To avoid the problem created by the literal language, the administrators proposed four possible implied terms. They suggested that the condition precedent suspending the obligation to pay would end: (i) upon the expiry of such time as required to allow the non-defaulting party to elect an Early Termination Date; or (ii) upon the expiry of a reasonable time; or (iii) upon the expiry or maturity of all relevant transactions; or (iv) upon the expiry or maturity of all transactions between the parties governed by the ISDA Master Agreement.

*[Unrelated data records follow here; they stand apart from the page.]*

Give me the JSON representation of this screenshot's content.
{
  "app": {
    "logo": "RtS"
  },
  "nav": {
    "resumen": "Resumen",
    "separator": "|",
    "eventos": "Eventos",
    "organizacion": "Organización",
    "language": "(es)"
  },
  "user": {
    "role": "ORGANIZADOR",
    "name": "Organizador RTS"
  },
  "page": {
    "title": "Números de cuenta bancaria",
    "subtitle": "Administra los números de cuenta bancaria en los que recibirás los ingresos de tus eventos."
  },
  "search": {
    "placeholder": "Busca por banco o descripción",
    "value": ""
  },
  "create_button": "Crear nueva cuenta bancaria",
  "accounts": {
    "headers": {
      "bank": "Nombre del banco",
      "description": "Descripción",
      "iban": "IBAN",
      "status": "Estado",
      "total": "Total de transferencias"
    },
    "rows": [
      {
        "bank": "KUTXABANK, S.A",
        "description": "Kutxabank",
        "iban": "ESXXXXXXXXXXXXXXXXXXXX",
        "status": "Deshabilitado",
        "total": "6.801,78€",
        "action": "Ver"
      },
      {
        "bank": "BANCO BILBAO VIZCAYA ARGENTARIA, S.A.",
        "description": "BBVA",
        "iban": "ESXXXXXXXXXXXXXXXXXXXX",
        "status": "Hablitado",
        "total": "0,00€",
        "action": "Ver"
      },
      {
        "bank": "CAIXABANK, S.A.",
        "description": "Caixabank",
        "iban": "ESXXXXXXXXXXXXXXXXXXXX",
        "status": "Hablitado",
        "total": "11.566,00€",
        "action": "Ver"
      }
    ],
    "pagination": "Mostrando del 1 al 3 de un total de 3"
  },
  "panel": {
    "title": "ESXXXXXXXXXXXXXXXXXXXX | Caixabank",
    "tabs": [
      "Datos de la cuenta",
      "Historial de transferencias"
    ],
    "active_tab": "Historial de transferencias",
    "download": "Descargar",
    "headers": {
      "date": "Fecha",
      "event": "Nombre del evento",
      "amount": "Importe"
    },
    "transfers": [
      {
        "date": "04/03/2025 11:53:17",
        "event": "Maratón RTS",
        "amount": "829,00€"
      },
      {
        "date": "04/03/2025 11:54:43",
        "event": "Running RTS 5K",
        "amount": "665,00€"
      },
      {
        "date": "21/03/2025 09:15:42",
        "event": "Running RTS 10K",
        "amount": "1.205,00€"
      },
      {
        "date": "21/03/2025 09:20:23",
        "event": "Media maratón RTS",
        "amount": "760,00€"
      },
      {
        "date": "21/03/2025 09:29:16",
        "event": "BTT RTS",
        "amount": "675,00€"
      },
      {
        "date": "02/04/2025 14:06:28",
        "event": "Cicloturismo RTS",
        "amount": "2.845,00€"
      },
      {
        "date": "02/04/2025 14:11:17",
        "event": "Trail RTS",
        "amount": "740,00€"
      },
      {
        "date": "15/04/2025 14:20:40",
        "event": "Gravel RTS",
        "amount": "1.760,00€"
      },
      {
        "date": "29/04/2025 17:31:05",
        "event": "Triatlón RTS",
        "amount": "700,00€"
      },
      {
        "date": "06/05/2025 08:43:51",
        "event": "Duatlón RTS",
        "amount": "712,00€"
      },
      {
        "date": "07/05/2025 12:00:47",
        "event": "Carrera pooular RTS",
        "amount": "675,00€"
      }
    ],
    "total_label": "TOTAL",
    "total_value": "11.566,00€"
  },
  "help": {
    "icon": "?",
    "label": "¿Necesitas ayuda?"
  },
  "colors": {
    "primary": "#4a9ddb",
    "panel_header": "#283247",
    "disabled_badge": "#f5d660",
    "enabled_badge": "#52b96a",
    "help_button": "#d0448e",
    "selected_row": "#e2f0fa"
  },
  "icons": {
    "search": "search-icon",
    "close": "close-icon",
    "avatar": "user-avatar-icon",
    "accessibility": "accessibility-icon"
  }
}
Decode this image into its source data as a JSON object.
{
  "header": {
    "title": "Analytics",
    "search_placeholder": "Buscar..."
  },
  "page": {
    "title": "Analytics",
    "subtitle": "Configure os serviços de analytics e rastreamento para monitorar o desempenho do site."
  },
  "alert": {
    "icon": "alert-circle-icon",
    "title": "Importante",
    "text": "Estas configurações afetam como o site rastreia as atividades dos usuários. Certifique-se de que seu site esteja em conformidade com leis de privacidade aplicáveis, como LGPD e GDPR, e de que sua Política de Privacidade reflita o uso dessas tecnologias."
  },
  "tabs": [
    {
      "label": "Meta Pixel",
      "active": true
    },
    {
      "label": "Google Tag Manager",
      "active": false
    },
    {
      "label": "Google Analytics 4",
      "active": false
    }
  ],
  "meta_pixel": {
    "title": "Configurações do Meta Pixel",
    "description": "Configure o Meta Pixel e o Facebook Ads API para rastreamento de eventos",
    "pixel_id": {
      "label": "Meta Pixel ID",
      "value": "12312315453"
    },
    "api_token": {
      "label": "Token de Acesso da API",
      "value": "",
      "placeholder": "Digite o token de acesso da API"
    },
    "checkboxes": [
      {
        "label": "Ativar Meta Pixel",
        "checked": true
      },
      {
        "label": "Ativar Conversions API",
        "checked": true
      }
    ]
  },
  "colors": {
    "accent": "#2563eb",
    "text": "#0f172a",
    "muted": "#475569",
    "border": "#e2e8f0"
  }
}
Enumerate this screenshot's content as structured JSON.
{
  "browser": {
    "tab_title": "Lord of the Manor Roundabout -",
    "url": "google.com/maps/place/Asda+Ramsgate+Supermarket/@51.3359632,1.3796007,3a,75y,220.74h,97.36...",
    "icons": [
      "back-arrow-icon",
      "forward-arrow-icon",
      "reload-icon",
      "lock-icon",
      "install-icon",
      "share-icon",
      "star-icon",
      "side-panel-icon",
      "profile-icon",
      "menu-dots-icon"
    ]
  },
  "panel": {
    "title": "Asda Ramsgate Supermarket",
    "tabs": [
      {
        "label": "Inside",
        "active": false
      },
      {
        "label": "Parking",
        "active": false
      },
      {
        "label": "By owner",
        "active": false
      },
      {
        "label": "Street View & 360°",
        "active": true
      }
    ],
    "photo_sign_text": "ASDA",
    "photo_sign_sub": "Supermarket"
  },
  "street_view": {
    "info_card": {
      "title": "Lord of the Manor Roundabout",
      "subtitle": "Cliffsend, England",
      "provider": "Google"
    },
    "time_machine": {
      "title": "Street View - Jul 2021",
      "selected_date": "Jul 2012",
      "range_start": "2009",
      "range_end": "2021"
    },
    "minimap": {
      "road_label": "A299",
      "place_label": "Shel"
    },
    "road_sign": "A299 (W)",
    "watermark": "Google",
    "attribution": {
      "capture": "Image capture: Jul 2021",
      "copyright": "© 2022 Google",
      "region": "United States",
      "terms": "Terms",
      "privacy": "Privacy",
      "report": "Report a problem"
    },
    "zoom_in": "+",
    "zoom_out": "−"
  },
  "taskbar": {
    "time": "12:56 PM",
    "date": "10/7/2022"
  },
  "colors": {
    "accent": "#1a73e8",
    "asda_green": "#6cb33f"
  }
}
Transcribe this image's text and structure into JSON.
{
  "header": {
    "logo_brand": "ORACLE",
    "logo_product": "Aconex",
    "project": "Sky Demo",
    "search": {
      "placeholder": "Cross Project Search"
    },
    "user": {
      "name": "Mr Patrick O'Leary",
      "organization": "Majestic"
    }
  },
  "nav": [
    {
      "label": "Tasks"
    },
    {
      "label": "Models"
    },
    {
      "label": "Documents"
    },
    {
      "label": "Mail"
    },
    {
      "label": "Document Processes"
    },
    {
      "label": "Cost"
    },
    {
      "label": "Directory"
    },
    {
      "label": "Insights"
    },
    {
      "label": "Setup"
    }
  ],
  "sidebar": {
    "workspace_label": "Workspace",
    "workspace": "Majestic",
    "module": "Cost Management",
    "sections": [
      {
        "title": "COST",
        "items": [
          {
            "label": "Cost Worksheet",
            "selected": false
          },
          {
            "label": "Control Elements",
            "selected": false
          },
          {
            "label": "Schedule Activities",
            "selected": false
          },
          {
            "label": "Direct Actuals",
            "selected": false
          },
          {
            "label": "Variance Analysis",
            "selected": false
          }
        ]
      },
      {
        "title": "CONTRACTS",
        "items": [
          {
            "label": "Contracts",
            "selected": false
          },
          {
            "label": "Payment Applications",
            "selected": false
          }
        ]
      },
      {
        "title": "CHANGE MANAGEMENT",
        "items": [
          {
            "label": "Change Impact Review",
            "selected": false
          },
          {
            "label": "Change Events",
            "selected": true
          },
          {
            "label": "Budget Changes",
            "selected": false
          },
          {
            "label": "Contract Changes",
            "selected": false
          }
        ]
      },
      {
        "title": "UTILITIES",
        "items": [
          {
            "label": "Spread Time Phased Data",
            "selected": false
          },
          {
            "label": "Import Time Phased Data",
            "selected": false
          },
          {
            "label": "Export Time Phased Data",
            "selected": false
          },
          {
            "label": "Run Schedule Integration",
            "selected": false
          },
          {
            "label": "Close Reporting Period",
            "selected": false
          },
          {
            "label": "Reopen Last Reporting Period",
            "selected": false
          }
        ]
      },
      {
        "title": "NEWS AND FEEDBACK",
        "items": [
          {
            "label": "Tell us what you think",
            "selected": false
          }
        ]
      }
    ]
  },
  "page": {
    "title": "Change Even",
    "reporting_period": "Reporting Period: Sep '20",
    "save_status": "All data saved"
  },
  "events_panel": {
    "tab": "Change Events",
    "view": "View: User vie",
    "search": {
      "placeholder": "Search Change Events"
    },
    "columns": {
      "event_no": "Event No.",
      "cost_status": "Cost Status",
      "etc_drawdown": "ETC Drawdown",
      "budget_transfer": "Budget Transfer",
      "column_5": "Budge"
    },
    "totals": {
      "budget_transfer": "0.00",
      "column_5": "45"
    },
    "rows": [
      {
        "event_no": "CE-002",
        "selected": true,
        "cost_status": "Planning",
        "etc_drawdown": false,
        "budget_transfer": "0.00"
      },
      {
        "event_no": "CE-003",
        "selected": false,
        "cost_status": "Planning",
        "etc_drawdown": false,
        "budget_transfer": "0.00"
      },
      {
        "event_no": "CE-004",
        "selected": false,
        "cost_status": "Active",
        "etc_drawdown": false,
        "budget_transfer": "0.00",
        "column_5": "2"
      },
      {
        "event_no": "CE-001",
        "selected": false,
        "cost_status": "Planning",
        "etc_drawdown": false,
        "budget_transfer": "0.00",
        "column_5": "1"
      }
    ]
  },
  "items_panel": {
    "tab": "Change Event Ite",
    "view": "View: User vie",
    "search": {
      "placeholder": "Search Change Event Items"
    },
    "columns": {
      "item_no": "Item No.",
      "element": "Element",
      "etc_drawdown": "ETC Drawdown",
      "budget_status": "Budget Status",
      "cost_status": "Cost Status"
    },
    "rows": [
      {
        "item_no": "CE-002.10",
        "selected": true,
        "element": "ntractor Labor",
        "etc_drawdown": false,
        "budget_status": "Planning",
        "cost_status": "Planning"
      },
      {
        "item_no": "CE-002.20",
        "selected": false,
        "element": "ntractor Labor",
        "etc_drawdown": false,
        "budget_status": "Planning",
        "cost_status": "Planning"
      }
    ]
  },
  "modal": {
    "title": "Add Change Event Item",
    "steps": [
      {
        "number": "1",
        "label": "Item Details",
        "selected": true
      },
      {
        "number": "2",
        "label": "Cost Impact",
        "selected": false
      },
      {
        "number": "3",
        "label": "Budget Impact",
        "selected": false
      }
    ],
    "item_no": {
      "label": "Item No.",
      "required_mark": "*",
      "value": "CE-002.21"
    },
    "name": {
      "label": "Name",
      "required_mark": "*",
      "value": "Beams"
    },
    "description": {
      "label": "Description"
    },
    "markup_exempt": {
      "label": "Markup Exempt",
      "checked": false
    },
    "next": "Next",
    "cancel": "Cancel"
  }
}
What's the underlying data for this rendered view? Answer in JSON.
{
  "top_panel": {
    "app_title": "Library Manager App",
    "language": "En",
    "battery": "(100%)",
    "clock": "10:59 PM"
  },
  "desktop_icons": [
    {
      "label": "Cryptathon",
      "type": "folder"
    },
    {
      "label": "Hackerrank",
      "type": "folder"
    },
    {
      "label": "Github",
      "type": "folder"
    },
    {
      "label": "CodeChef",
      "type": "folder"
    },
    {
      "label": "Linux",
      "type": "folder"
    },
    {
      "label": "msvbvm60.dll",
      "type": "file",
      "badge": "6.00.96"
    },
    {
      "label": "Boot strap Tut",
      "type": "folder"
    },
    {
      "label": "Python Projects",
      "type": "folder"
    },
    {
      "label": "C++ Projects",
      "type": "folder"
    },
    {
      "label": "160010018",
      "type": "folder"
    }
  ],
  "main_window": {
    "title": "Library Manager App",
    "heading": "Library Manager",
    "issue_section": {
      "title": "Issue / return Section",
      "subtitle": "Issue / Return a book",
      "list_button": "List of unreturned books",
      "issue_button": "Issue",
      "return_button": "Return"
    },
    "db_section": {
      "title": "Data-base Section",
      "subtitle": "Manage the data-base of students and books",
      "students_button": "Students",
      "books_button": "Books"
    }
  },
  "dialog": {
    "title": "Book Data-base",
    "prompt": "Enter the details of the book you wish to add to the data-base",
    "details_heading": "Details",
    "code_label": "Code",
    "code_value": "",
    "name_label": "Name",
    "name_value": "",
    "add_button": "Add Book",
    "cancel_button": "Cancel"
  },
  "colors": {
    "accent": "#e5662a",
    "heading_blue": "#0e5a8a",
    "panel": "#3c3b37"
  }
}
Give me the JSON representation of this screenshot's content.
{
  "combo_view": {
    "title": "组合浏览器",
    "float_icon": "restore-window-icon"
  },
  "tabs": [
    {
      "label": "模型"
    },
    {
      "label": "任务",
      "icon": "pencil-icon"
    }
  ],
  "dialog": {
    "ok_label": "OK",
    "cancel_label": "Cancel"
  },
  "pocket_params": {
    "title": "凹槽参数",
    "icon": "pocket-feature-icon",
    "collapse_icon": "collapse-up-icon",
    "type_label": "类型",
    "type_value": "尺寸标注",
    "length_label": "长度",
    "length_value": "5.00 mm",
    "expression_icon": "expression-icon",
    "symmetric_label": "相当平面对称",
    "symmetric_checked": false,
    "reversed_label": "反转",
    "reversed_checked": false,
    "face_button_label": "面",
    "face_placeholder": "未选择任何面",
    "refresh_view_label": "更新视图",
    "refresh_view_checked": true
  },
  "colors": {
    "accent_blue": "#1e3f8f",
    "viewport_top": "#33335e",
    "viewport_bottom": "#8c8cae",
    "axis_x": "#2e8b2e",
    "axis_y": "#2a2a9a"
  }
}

Multiple “in the alternative” arguments rarely make for good advocacy (they give off too much of an air of desperation), and the Court of Appeal was unimpressed with the plethora of choices on offer. It rejected all four proposed implied terms. The Court found them to be contrary to the express language of the ISDA Master Agreement, specifically the words “and is continuing” in the condition precedent and the provision allowing the non-defaulting party to designate an Early Termination Date (why should the right to designate an Early Termination Date be transformed into an obligation to do so?). The Court found that the ISDA Master Agreement worked “perfectly well” without the proposed implied terms. To imply a term “would be to re-write the contract for the parties which it is no business of the court to do. The court will only imply terms if it is necessary to do so or if it would be obvious to any disinterested third party that the contract must have the meaning which the implied terms would give it.”
Thus the Court of Appeal concluded that the condition precedent continues in force until the Event of Default is cured or an Early Termination Date is designated. If the cure never comes and no Early Termination Date is ever designated, the payment obligation of the out-of-the-money non-defaulting party remains suspended forever.
On the facts the decision is not particularly surprising. The Court of Appeal expressed some very cogent reasons for rejecting the proposed implied terms. Moreover, implying terms into the ISDA Master Agreement would raise the spectre of commercial uncertainty in a document used globally for transactions worth billions of dollars, a prospect no court would welcome. Yet at the same time, there is some merit to the argument that the outcome does not make commercial sense given the factual matrix. Why should a party that is out of the money escape its payment obligation forever? And why should the creditors of Lehman Brothers be deprived of the benefit of Lehman being in the money? Thus the choice of text over context, while unsurprising in this case, was nonetheless a choice. Contractual interpretation questions tend to be quite intractable, and where text and context conflict it is particularly difficult to tell which will prevail. A clear choice of text over context is noteworthy.
Also noteworthy is any appellate interpretation of the ISDA Master Agreement, and regardless of one’s views of whether the case was correctly decided anyone involved in the derivatives market should take note of the Court of Appeal’s approach to the agreement.
Case No.: A2/2011/0070, A2/2011/0070(A), A3/2011/1107, A3/2011/2106, A2/2011/1059
Date of Decision: April 3, 2012
commercial contract English Court of Appeal factual matrix implied terms insolvency interest rate swap transactions International Swaps and Derivatives Association Lehman Brothers master agreement